ERIC Number: ED282009
Record Type: RIE
Publication Date: 1987-May
Reference Count: 0
Are Credit Card Rates Too High? At Home with Consumers. Volume 8, Number 1.
At Home with Consumers, v8 n1 May 1987
The four articles in this journal issue examine the pros and cons of the proposition that credit card rates are too high. In "How Congress and Consumers Will Crack the Credit Card Market," Congressman Charles E. Schumer argues that banks can get away with their excessive rates because of consumer misinformation and the unfair competitive edge held by the larger banks that set the tone for the high rates. He therefore recommends the passage of legislation that would require credit card companies to make a full disclosure of their charges before the consumer obtains a card (rather than after as is currently allowed). In "Bank Credit Cards: An Important Financial Option," Jerry D. Craft makes the case that bank card rates are service rates rather than interest rates and that credit cards have high administrative costs, are affected by fraud, and are actually one of the most competitive products in the United States. Elgie Holstein, in an article entitled "Bank Credit Cards: Defying Economic Gravity," contends that although bank credit cards are the single most profitable area of banking today, credit card price controls would hurt consumers. Holstein suggests a "floating" ceiling on credit card interest rates as a compromise. In "Retail Credit Card Rates: Reality vs. Rhetoric," Tracy Mullin distinguishes between retail and bank credit card plans, argues that revenues from retail credit cards are reasonable, and reaffirms Holstein's view that interest rate caps would not help consumers. (MN)
Descriptors: Adult Education, Consumer Education, Credit Cards, Credit (Finance), Economics, Interest (Finance), Loan Repayment
Direct Selling Education Foundation, 1776 K Street, NW, Washington, DC 20006.

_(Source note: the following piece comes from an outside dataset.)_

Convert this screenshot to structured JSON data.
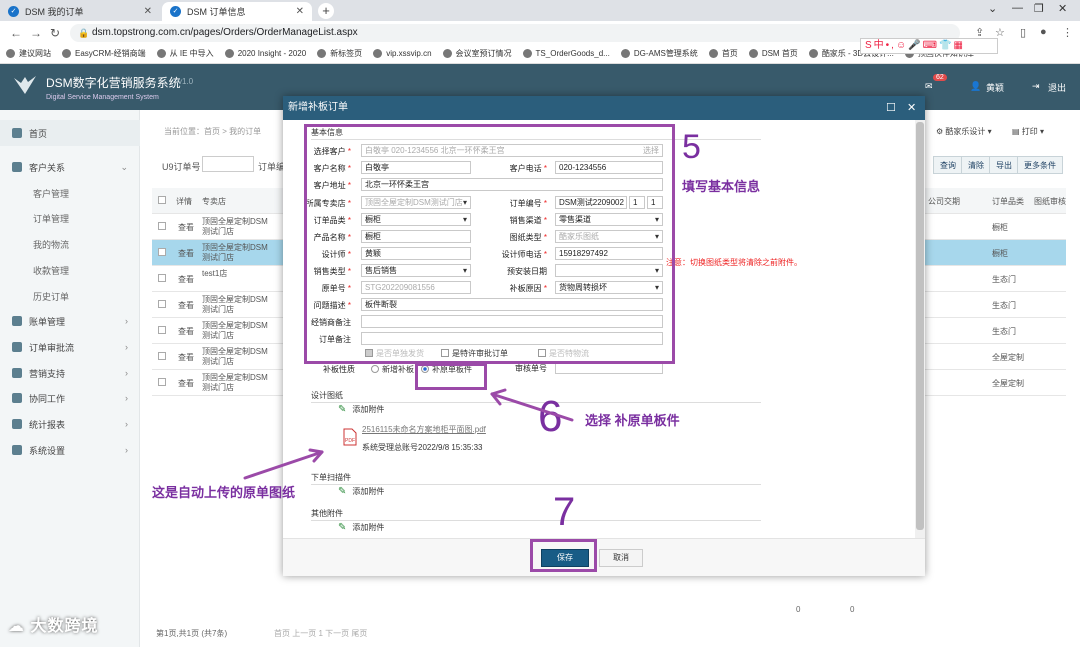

Publication Type: Opinion Papers; Collected Works - Serials
Education Level: N/A
Audience: Teachers; Practitioners
Authoring Institution: Direct Selling Education Foundation, Washington, DC.